All lines of the entries with "Collection" in them must be listed.
### TASK DATA
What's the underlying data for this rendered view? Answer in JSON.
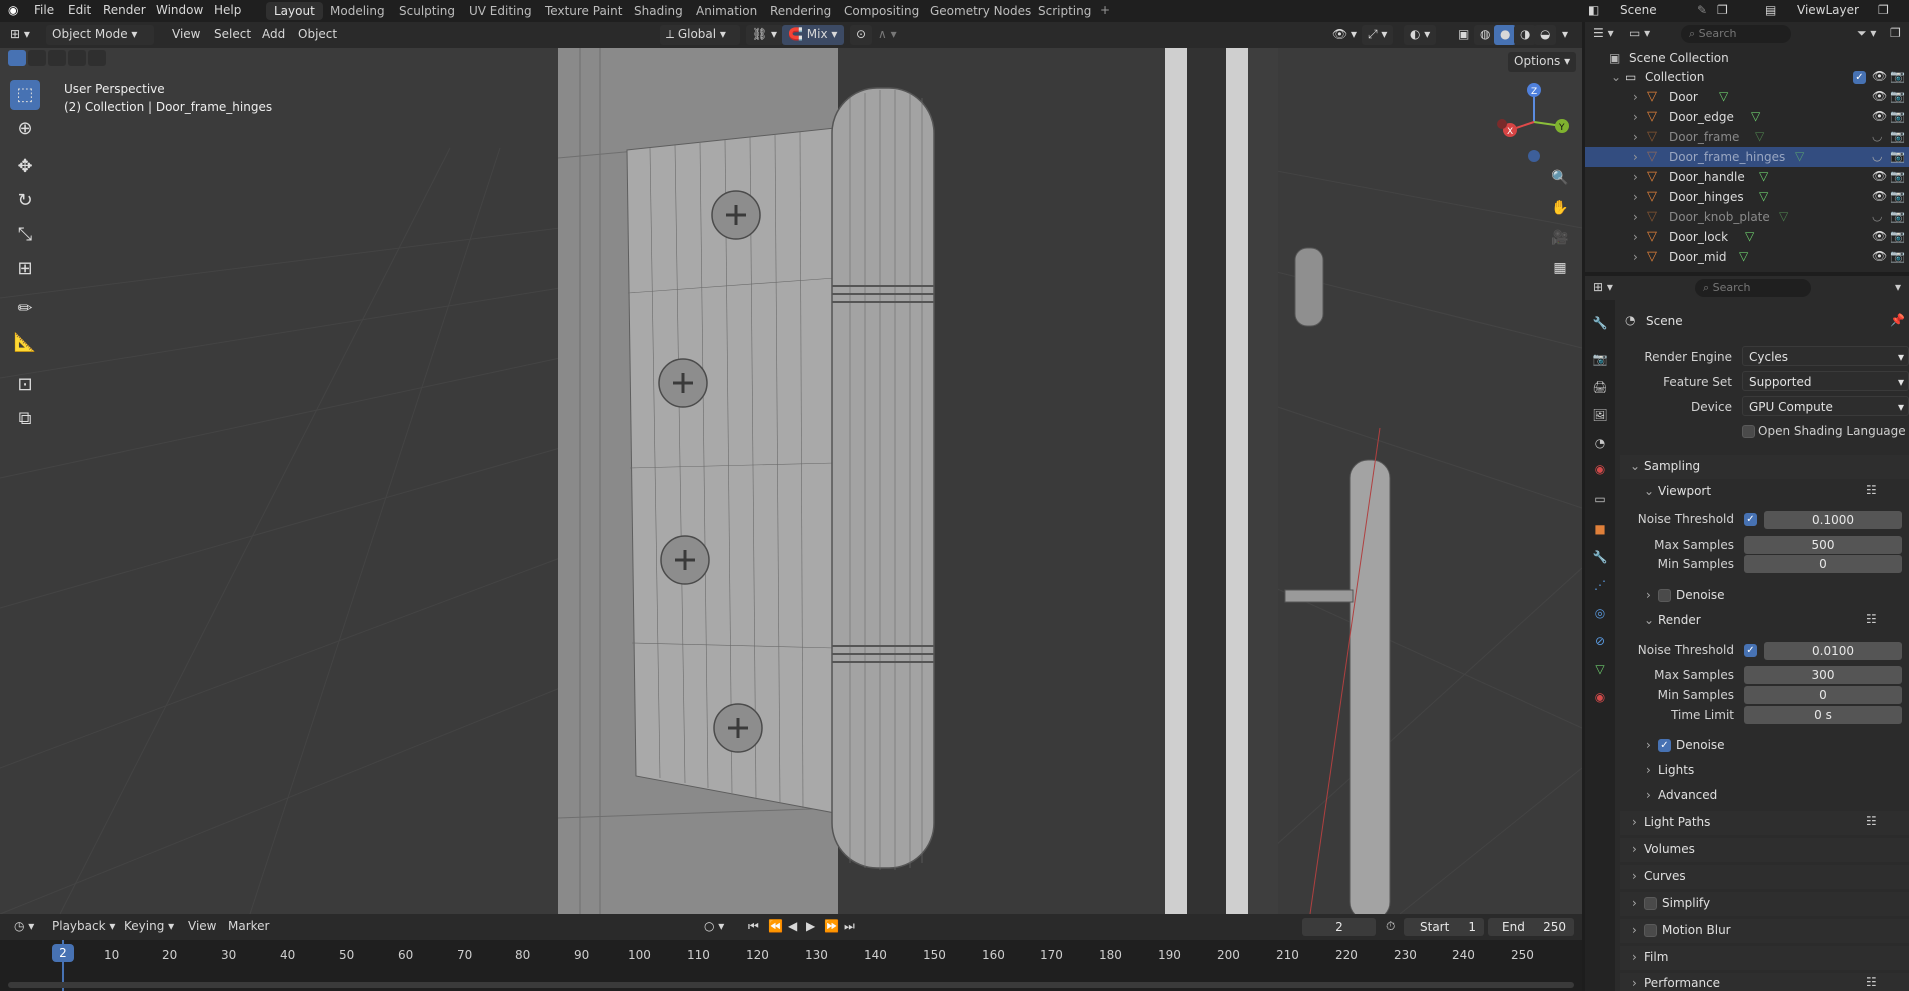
{
  "menubar": {
    "menus": [
      "File",
      "Edit",
      "Render",
      "Window",
      "Help"
    ],
    "workspaces": [
      "Layout",
      "Modeling",
      "Sculpting",
      "UV Editing",
      "Texture Paint",
      "Shading",
      "Animation",
      "Rendering",
      "Compositing",
      "Geometry Nodes",
      "Scripting"
    ],
    "active_workspace": "Layout",
    "scene_name": "Scene",
    "view_layer": "ViewLayer"
  },
  "header3d": {
    "mode": "Object Mode",
    "menus": [
      "View",
      "Select",
      "Add",
      "Object"
    ],
    "orientation": "Global",
    "snap": "Mix",
    "options": "Options"
  },
  "viewport": {
    "perspective_label": "User Perspective",
    "collection_label": "(2) Collection | Door_frame_hinges",
    "gizmo": {
      "x": "X",
      "y": "Y",
      "z": "Z"
    }
  },
  "outliner": {
    "search_placeholder": "Search",
    "root": "Scene Collection",
    "collection": "Collection",
    "items": [
      {
        "name": "Door",
        "visible": true,
        "selected": false
      },
      {
        "name": "Door_edge",
        "visible": true,
        "selected": false
      },
      {
        "name": "Door_frame",
        "visible": false,
        "selected": false
      },
      {
        "name": "Door_frame_hinges",
        "visible": false,
        "selected": true
      },
      {
        "name": "Door_handle",
        "visible": true,
        "selected": false
      },
      {
        "name": "Door_hinges",
        "visible": true,
        "selected": false
      },
      {
        "name": "Door_knob_plate",
        "visible": false,
        "selected": false
      },
      {
        "name": "Door_lock",
        "visible": true,
        "selected": false
      },
      {
        "name": "Door_mid",
        "visible": true,
        "selected": false
      }
    ]
  },
  "properties": {
    "search_placeholder": "Search",
    "context": "Scene",
    "render_engine_label": "Render Engine",
    "render_engine": "Cycles",
    "feature_set_label": "Feature Set",
    "feature_set": "Supported",
    "device_label": "Device",
    "device": "GPU Compute",
    "osl_label": "Open Shading Language",
    "sampling": "Sampling",
    "viewport_section": "Viewport",
    "vp_noise_label": "Noise Threshold",
    "vp_noise": "0.1000",
    "vp_max_label": "Max Samples",
    "vp_max": "500",
    "vp_min_label": "Min Samples",
    "vp_min": "0",
    "vp_denoise": "Denoise",
    "render_section": "Render",
    "r_noise_label": "Noise Threshold",
    "r_noise": "0.0100",
    "r_max_label": "Max Samples",
    "r_max": "300",
    "r_min_label": "Min Samples",
    "r_min": "0",
    "r_time_label": "Time Limit",
    "r_time": "0 s",
    "r_denoise": "Denoise",
    "lights": "Lights",
    "advanced": "Advanced",
    "light_paths": "Light Paths",
    "volumes": "Volumes",
    "curves": "Curves",
    "simplify": "Simplify",
    "motion_blur": "Motion Blur",
    "film": "Film",
    "performance": "Performance"
  },
  "timeline": {
    "menus": [
      "Playback",
      "Keying",
      "View",
      "Marker"
    ],
    "current_frame": "2",
    "start_label": "Start",
    "start": "1",
    "end_label": "End",
    "end": "250",
    "ticks": [
      "10",
      "20",
      "30",
      "40",
      "50",
      "60",
      "70",
      "80",
      "90",
      "100",
      "110",
      "120",
      "130",
      "140",
      "150",
      "160",
      "170",
      "180",
      "190",
      "200",
      "210",
      "220",
      "230",
      "240",
      "250"
    ],
    "playhead_label": "2"
  }
}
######
■ REPLY TO THE EXERCISE ■
    "collection_label": "(2) Collection | Door_frame_hinges",
    "root": "Scene Collection",
    "collection": "Collection",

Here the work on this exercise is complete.